With the move by the Parliament, New Zealand becomes the 13th nation to recognise gay marriages after The Netherlands, Belgium, Spain, Canada, South Africa, Norway, Sweden, Portugal, Iceland, Argentina and Denmark. Uruguay is expected to be the 14th country since its legislators actually approved a marriage equality bill last week which Uruguayan President Jose Mujica is expected to sign.
Before the Marriage Equality Bill, authored by MP Louisa Wall, was passed, there were two hours of debate. Among the most applauded was the speech of Green MP Mojo Mathers who recounted her second daughter attending a formal event in 2012 with her girlfriend.
Ms Mathers said her second daughter, like other young woman, is hoping to have love, marriage, children and a house with a white picket fence.
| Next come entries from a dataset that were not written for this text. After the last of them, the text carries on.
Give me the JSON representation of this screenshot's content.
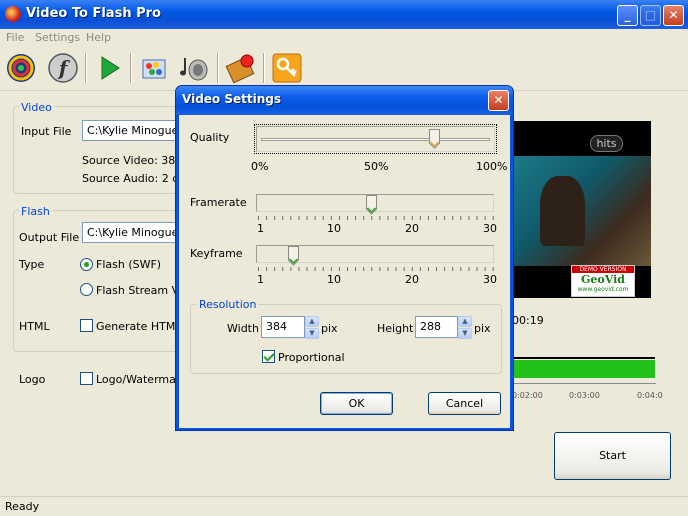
{
  "app": {
    "title": "Video To Flash Pro"
  },
  "menu": [
    "File",
    "Settings",
    "Help"
  ],
  "toolbar": {
    "icons": [
      "open-video-icon",
      "flash-icon",
      "play-icon",
      "color-palette-icon",
      "audio-speaker-icon",
      "film-effects-icon",
      "key-register-icon"
    ]
  },
  "video_group": {
    "label": "Video",
    "input_file_label": "Input File",
    "input_file_value": "C:\\Kylie Minogue -",
    "source_video": "Source Video: 384x",
    "source_audio": "Source Audio: 2 cha"
  },
  "flash_group": {
    "label": "Flash",
    "output_file_label": "Output File",
    "output_file_value": "C:\\Kylie Minogue -",
    "type_label": "Type",
    "type_options": [
      "Flash (SWF)",
      "Flash Stream Vid"
    ],
    "type_selected": 0,
    "html_label": "HTML",
    "generate_html": "Generate HTML",
    "generate_html_checked": false
  },
  "logo": {
    "label": "Logo",
    "checkbox_label": "Logo/Watermark",
    "checked": false
  },
  "preview": {
    "badge": "hits",
    "demo_text": "DEMO VERSION",
    "brand": "GeoVid",
    "url": "www.geovid.com",
    "time_readout": "00:19",
    "timeline_labels": [
      "0:02:00",
      "0:03:00",
      "0:04:0"
    ]
  },
  "start_button": "Start",
  "status": "Ready",
  "dialog": {
    "title": "Video Settings",
    "quality": {
      "label": "Quality",
      "ticks": [
        "0%",
        "50%",
        "100%"
      ],
      "value_fraction": 0.77
    },
    "framerate": {
      "label": "Framerate",
      "ticks": [
        "1",
        "10",
        "20",
        "30"
      ],
      "value": 15,
      "min": 1,
      "max": 30
    },
    "keyframe": {
      "label": "Keyframe",
      "ticks": [
        "1",
        "10",
        "20",
        "30"
      ],
      "value": 5,
      "min": 1,
      "max": 30
    },
    "resolution": {
      "label": "Resolution",
      "width_label": "Width",
      "width_value": "384",
      "height_label": "Height",
      "height_value": "288",
      "unit": "pix",
      "proportional_label": "Proportional",
      "proportional_checked": true
    },
    "ok": "OK",
    "cancel": "Cancel"
  },
  "colors": {
    "accent": "#0046d5",
    "title_blue": "#0058e6",
    "progress_green": "#22c21a"
  }
}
"All of these options are available to her older sister. To see them have equal rights before the law is very important to me," she said.
It was precisely the same dream that Jessica Molina, a 21-year-old resident of Hamilton and a university student, wrote in her blog titled Marriage equality: Fighting for love which eventually was published by Stuff.co.nz.
Jessica, who was raised Catholic and described herself as a perennial single girl, explained, "My siblings and I were raised by parents who are still married and very much in love. I am straight and this does not concern me at all. It's because I am standing up for love."
"I am going to keep fighting for the couples who can't marry who they love because of their gender. I am going to keep believing that people's minds will change, that someday we will look back on this as a turning point in our evolution as humans. Because really at the end of the day we all just want one thing: To have someone special to share this amazing life with," she added.
Among those who will benefit directly from the new law is Kiwi gay couple Tamati Coffey and Tim Smith who had a civil union because that was their only option before.
"Every ounce of me questioned it, but love made me do it. Now, love has made me vocal about wanting the full marriage package, not a half measure," The New Zealand Herald quoted Mr Coffey.